## Exercise details
Every record below is to be restated verbatim, though its images are not.
* * *
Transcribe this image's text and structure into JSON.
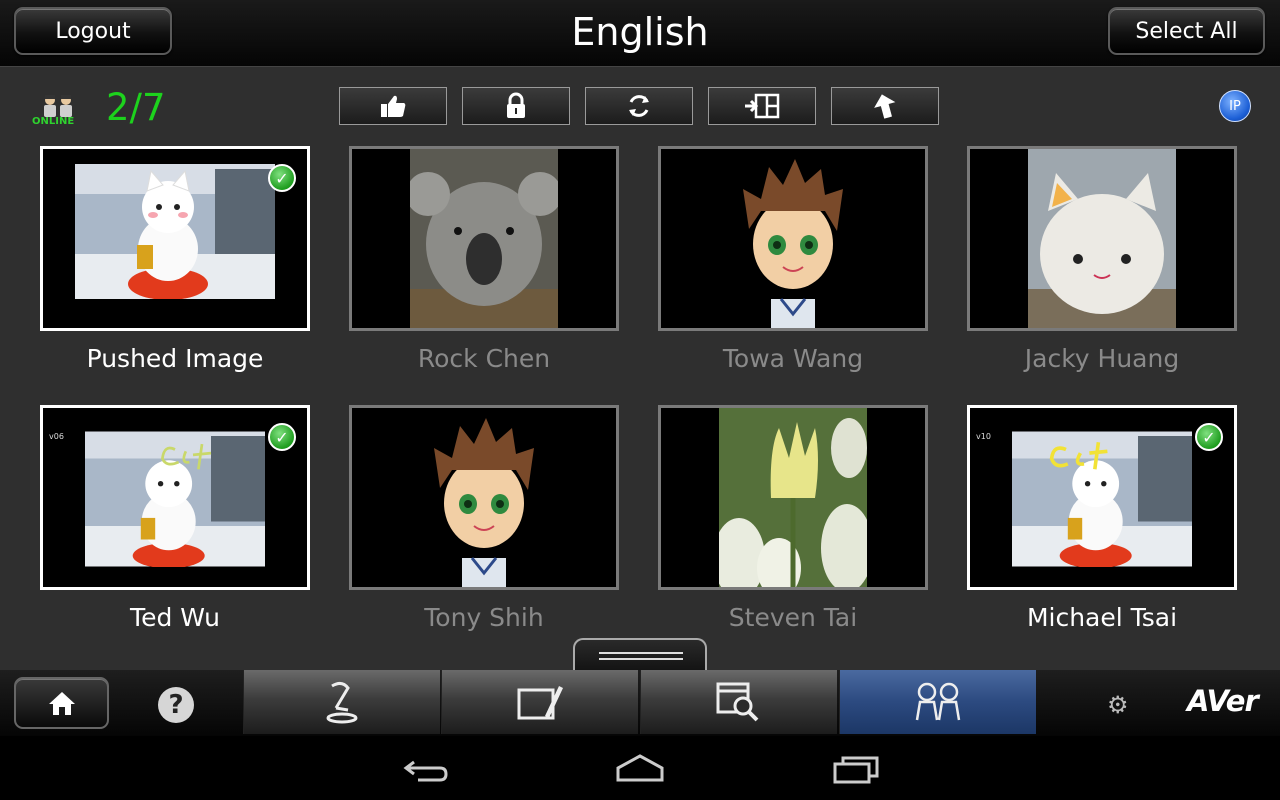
{
  "header": {
    "title": "English",
    "logout_label": "Logout",
    "select_all_label": "Select All"
  },
  "status": {
    "online_label": "ONLINE",
    "count": "2/7",
    "ip_label": "IP"
  },
  "toolbar": {
    "buttons": [
      "thumbs-up-icon",
      "lock-icon",
      "refresh-icon",
      "split-view-icon",
      "upload-arrow-icon"
    ]
  },
  "tiles": [
    {
      "name": "Pushed Image",
      "active": true,
      "checked": true,
      "version": "",
      "content": "lucky cat photo"
    },
    {
      "name": "Rock Chen",
      "active": false,
      "checked": false,
      "version": "",
      "content": "koala photo"
    },
    {
      "name": "Towa Wang",
      "active": false,
      "checked": false,
      "version": "",
      "content": "cartoon boy avatar"
    },
    {
      "name": "Jacky Huang",
      "active": false,
      "checked": false,
      "version": "",
      "content": "white cat plush photo"
    },
    {
      "name": "Ted Wu",
      "active": true,
      "checked": true,
      "version": "v06",
      "content": "lucky cat photo with annotation"
    },
    {
      "name": "Tony Shih",
      "active": false,
      "checked": false,
      "version": "",
      "content": "cartoon boy avatar"
    },
    {
      "name": "Steven Tai",
      "active": false,
      "checked": false,
      "version": "",
      "content": "tulip photo"
    },
    {
      "name": "Michael Tsai",
      "active": true,
      "checked": true,
      "version": "v10",
      "content": "lucky cat photo with annotation"
    }
  ],
  "bottom": {
    "help_label": "?",
    "logo": "AVer",
    "tabs": [
      "document-camera-icon",
      "annotation-icon",
      "browser-search-icon",
      "students-icon"
    ],
    "selected_tab": "students-icon"
  },
  "colors": {
    "online_green": "#1dd21d",
    "selected_tab": "#2c4a80",
    "active_border": "#ffffff",
    "idle_border": "#7a7a7a"
  }
}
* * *
## Solution
Transcribe this image's text and structure into JSON.
{
  "header": {
    "title": "English",
    "logout_label": "Logout",
    "select_all_label": "Select All"
  },
  "status": {
    "online_label": "ONLINE",
    "count": "2/7",
    "ip_label": "IP"
  },
  "toolbar": {
    "buttons": [
      "thumbs-up-icon",
      "lock-icon",
      "refresh-icon",
      "split-view-icon",
      "upload-arrow-icon"
    ]
  },
  "tiles": [
    {
      "name": "Pushed Image",
      "active": true,
      "checked": true,
      "version": "",
      "content": "lucky cat photo"
    },
    {
      "name": "Rock Chen",
      "active": false,
      "checked": false,
      "version": "",
      "content": "koala photo"
    },
    {
      "name": "Towa Wang",
      "active": false,
      "checked": false,
      "version": "",
      "content": "cartoon boy avatar"
    },
    {
      "name": "Jacky Huang",
      "active": false,
      "checked": false,
      "version": "",
      "content": "white cat plush photo"
    },
    {
      "name": "Ted Wu",
      "active": true,
      "checked": true,
      "version": "v06",
      "content": "lucky cat photo with annotation"
    },
    {
      "name": "Tony Shih",
      "active": false,
      "checked": false,
      "version": "",
      "content": "cartoon boy avatar"
    },
    {
      "name": "Steven Tai",
      "active": false,
      "checked": false,
      "version": "",
      "content": "tulip photo"
    },
    {
      "name": "Michael Tsai",
      "active": true,
      "checked": true,
      "version": "v10",
      "content": "lucky cat photo with annotation"
    }
  ],
  "bottom": {
    "help_label": "?",
    "logo": "AVer",
    "tabs": [
      "document-camera-icon",
      "annotation-icon",
      "browser-search-icon",
      "students-icon"
    ],
    "selected_tab": "students-icon"
  },
  "colors": {
    "online_green": "#1dd21d",
    "selected_tab": "#2c4a80",
    "active_border": "#ffffff",
    "idle_border": "#7a7a7a"
  }
}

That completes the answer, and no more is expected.